Genetic Risk, Adherence to a Healthy Lifestyle, and Coronary Disease
Written by Editor   
Tuesday, December 20, 2016 12:00 AM

News Bite:  Want to cut your risk of coronary artery disease nearly in half regardless of your genetic predisposition to it?  Research indicates that having three out of four of the following will do it:  no current smoking; no obesity; regular physical activity; healthy diet.  If we help our patients toward these goals statistics indicate that a substantial reduction in coronary artery disease would result.


Both genetic and lifestyle factors contribute to individual-level risk of coronary artery disease. The extent to which increased genetic risk can be offset by a healthy lifestyle is unknown.  Across four studies involving 55,685 participants, genetic and lifestyle factors were independently associated with susceptibility to coronary artery disease. Among participants at high genetic risk, a favorable lifestyle was associated with a nearly 50% lower relative risk of coronary artery disease than was an unfavorable lifestyle.

Using a polygenic score of DNA sequence polymorphisms, researchers quantified genetic risk for coronary artery disease in three prospective cohorts — 7,814 participants in the Atherosclerosis Risk in Communities (ARIC) study, 21,222 in the Women’s Genome Health Study (WGHS), and 22,389 in the Malmö Diet and Cancer Study (MDCS) — and in 4,260 participants in the cross-sectional BioImage Study for whom genotype and covariate data were available. They also determined adherence to a healthy lifestyle among the participants using a scoring system consisting of four factors: no current smoking, no obesity, regular physical activity, and a healthy diet.

The relative risk of incident coronary events was 91% higher among participants at high genetic risk than among those at low genetic risk. A favorable lifestyle (defined as at least three of the four healthy lifestyle factors) was associated with a substantially lower risk of coronary events than an unfavorable lifestyle (defined as no or only one healthy lifestyle factor), regardless of the genetic risk category. Among participants at high genetic risk, a favorable lifestyle was associated with a 46% lower relative risk of coronary events than an unfavorable lifestyle.
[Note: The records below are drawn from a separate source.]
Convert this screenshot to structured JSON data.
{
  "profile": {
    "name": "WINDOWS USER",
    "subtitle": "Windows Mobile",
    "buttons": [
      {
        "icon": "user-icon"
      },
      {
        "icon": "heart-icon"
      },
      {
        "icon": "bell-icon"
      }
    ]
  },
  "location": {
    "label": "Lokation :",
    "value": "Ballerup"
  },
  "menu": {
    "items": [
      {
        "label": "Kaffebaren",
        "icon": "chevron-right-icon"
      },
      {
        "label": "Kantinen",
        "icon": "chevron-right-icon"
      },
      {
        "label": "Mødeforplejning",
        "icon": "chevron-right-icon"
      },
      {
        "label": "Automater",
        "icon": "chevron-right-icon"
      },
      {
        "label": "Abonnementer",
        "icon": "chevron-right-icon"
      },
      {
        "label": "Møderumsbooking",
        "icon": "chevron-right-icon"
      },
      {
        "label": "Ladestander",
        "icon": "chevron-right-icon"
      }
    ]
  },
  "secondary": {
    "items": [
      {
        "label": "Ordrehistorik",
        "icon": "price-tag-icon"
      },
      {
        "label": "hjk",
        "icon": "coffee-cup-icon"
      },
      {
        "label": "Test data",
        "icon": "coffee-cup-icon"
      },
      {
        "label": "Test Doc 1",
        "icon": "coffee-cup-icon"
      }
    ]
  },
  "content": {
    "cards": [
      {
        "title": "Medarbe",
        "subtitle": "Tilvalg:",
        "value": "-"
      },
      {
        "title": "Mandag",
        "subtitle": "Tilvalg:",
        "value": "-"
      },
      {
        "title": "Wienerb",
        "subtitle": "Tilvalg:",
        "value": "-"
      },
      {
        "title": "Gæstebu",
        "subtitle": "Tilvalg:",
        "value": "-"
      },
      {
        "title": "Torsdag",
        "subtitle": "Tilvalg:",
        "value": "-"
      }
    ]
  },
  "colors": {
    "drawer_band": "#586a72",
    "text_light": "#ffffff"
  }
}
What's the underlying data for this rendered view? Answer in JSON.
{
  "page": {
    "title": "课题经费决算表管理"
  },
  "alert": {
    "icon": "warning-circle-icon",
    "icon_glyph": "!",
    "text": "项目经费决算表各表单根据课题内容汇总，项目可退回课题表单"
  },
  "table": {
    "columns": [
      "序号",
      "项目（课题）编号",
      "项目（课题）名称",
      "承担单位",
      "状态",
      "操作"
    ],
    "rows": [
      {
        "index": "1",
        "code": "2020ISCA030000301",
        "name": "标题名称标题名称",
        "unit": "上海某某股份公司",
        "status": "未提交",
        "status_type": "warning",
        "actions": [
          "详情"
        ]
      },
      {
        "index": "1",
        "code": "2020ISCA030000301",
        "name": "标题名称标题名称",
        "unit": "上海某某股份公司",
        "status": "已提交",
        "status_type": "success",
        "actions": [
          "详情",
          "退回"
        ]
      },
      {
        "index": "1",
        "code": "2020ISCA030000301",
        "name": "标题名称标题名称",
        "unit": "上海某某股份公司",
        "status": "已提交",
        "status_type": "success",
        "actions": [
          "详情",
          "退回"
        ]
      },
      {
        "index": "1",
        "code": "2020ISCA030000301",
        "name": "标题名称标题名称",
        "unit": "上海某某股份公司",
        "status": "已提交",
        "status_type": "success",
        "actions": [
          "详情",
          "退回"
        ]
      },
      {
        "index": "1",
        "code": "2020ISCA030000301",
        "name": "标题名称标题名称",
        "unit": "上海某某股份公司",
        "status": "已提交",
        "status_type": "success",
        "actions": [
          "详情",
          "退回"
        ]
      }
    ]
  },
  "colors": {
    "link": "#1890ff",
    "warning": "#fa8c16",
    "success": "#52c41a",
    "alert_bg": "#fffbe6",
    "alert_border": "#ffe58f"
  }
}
This finding corresponded to a reduction in the standardized 10-year incidence of coronary events from 10.7% for an unfavorable lifestyle to 5.1% for a favorable lifestyle in ARIC, from 4.6% to 2.0% in WGHS, and from 8.2% to 5.3% in MDCS. In the BioImage Study, a favorable lifestyle was associated with significantly less coronary-artery calcification within each genetic risk category.